Down syndrome, or trisomy 21, is a replication of the 21st chromosome. Basically, that means it’s a genetic condition, it is life-long, and there is no cure. There are a lot of myths floating around about Down syndrome, so take the time to do a little reading. Down syndrome causes developmental delays and cognitive disability. There are also many wonderful strengths of people with Down syndrome! Many interventions and teaching methods are especially helpful for students with Down syndrome.
Important disclaimer: every child is different, every child with Down syndrome is different, and there is no intervention that will work for every kid, every time. This is a starting point, but make sure to talk with your team to figure out solutions together.
The brains of people with Down syndrome are especially good at processing visual information. Their brains are not wired to remember spoken directions as well, so visuals use the student’s strengths! “Visuals” just means using pictures of some kind, usually to replace or supplement auditory directions. For example, you might show pictures of the child’s morning routine on a laminated sheet, like this:
|Say Bye to Mom|
|Hang Up Backpack|
|Get out Pencil and Notebook|
|Start Morning Work|
Incorporating visuals into your explanations during lessons and when giving directions can help all your students understand better, but often a student with Down syndrome needs this intervention to understand.
Have a Predictable Routine
Structure is a big “ounce of prevention is worth a pound of cure” step.
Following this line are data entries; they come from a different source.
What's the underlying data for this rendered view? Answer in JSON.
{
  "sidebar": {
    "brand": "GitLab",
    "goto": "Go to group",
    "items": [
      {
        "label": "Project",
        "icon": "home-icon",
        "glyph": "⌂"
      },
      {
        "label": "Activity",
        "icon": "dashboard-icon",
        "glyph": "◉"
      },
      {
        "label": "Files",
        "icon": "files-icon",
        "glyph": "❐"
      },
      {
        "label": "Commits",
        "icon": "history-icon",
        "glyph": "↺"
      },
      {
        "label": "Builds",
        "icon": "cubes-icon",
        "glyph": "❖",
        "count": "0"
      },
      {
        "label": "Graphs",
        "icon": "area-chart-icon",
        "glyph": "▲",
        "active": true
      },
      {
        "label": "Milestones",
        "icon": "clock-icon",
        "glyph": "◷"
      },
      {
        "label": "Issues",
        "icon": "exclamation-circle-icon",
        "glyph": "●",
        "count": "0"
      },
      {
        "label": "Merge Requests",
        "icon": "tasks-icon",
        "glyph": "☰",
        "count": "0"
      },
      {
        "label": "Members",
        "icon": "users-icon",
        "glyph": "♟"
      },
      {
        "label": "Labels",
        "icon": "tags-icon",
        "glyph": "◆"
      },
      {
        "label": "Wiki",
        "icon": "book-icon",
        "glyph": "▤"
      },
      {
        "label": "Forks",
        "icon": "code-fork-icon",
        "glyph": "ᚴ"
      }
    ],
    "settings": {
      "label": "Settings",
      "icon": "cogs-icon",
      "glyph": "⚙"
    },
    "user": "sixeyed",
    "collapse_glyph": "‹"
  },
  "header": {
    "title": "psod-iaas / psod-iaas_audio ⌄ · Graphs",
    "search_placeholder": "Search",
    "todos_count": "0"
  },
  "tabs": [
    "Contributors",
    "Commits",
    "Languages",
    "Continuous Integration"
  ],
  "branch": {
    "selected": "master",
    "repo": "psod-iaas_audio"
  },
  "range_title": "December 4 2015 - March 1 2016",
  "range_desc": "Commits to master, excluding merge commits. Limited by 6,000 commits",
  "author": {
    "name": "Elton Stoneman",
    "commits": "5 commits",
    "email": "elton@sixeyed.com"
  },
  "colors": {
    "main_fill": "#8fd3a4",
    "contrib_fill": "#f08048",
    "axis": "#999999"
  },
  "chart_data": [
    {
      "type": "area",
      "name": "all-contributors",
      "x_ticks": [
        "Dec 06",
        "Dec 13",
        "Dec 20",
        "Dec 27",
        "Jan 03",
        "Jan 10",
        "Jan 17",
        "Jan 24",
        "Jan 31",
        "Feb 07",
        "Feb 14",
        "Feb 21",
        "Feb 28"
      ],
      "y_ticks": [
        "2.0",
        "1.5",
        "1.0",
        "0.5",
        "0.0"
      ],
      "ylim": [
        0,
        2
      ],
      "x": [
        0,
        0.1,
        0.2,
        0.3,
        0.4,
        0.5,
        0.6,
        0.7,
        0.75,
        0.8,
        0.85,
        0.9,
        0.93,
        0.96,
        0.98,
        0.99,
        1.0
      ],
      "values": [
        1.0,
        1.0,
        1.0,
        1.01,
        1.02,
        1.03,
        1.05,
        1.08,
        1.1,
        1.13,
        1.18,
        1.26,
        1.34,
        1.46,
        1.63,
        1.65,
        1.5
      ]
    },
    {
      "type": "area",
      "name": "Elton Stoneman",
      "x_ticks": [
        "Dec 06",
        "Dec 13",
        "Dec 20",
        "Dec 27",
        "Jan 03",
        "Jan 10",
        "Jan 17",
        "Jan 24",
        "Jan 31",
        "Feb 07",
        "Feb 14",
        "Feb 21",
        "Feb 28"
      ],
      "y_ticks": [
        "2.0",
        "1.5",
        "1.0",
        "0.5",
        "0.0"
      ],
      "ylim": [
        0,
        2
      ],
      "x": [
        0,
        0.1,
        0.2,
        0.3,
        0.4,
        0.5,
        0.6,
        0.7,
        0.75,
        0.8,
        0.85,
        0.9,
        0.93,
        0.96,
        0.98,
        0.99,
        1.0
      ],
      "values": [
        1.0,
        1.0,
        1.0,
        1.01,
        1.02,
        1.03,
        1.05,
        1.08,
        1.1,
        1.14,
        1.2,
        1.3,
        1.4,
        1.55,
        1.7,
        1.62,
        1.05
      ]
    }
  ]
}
Many behavior challenges are caused by distress due to change in routine, a poorly explained routine, or a routine that is unpredictable day to day. Set a routine and stick to it. You may find that your student with Down syndrome may benefit from instructions being broken down into smaller steps. For instance, saying, “Everyone get supplies for art” might be too “big” of a task for your student to really know what to do or where to start. Instead, using visuals if appropriate, you could break it down into steps like this:
- Get out your pencil from your desk.
- Walk to the art center and get colored pencils and one sheet of construction paper.
- Sit back down.
Be Positive and Set High Expectations
For your student with Down syndrome, as with all your kids, focus on their strengths and what they do well. Stay positive in your language (for instance, not describing students as “problem kids” or “difficult”) — it makes a bigger difference than you think! Use the student’s IEP (Individualized Education Program) to guide interventions, both social and academic. Every child can learn. Set high expectations and provide supports to help your student with Down syndrome succeed!